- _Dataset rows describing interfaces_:
+++

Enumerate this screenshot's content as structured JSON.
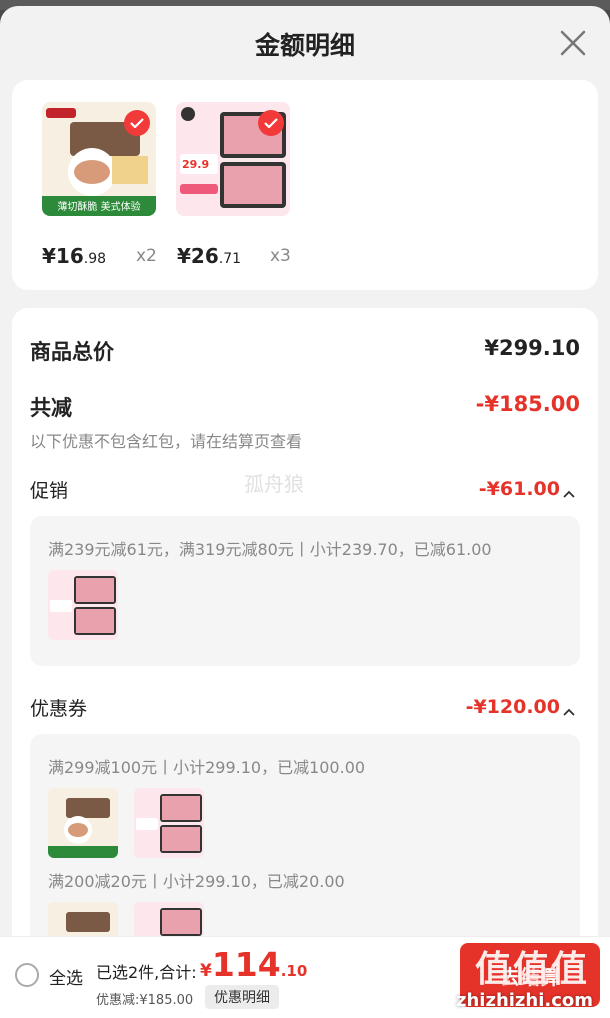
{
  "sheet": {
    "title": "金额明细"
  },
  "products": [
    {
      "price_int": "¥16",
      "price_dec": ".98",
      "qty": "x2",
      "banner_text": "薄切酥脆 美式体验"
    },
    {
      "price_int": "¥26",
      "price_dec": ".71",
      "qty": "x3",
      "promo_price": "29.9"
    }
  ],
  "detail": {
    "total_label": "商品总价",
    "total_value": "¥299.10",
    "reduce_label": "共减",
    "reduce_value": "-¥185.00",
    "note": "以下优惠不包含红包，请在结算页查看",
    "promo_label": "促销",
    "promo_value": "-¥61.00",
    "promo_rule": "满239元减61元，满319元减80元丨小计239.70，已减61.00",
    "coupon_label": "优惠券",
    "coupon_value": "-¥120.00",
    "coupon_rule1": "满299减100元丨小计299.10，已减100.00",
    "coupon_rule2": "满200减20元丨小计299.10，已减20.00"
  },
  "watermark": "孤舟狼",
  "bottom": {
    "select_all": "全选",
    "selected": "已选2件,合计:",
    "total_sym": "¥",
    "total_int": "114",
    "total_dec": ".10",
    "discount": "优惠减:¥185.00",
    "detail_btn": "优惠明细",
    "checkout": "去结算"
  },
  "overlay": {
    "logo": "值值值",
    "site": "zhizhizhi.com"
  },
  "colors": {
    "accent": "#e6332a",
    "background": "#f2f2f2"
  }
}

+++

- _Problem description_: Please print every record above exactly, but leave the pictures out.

- _Finished exercise_:
Enumerate this screenshot's content as structured JSON.
{
  "sheet": {
    "title": "金额明细"
  },
  "products": [
    {
      "price_int": "¥16",
      "price_dec": ".98",
      "qty": "x2",
      "banner_text": "薄切酥脆 美式体验"
    },
    {
      "price_int": "¥26",
      "price_dec": ".71",
      "qty": "x3",
      "promo_price": "29.9"
    }
  ],
  "detail": {
    "total_label": "商品总价",
    "total_value": "¥299.10",
    "reduce_label": "共减",
    "reduce_value": "-¥185.00",
    "note": "以下优惠不包含红包，请在结算页查看",
    "promo_label": "促销",
    "promo_value": "-¥61.00",
    "promo_rule": "满239元减61元，满319元减80元丨小计239.70，已减61.00",
    "coupon_label": "优惠券",
    "coupon_value": "-¥120.00",
    "coupon_rule1": "满299减100元丨小计299.10，已减100.00",
    "coupon_rule2": "满200减20元丨小计299.10，已减20.00"
  },
  "watermark": "孤舟狼",
  "bottom": {
    "select_all": "全选",
    "selected": "已选2件,合计:",
    "total_sym": "¥",
    "total_int": "114",
    "total_dec": ".10",
    "discount": "优惠减:¥185.00",
    "detail_btn": "优惠明细",
    "checkout": "去结算"
  },
  "overlay": {
    "logo": "值值值",
    "site": "zhizhizhi.com"
  },
  "colors": {
    "accent": "#e6332a",
    "background": "#f2f2f2"
  }
}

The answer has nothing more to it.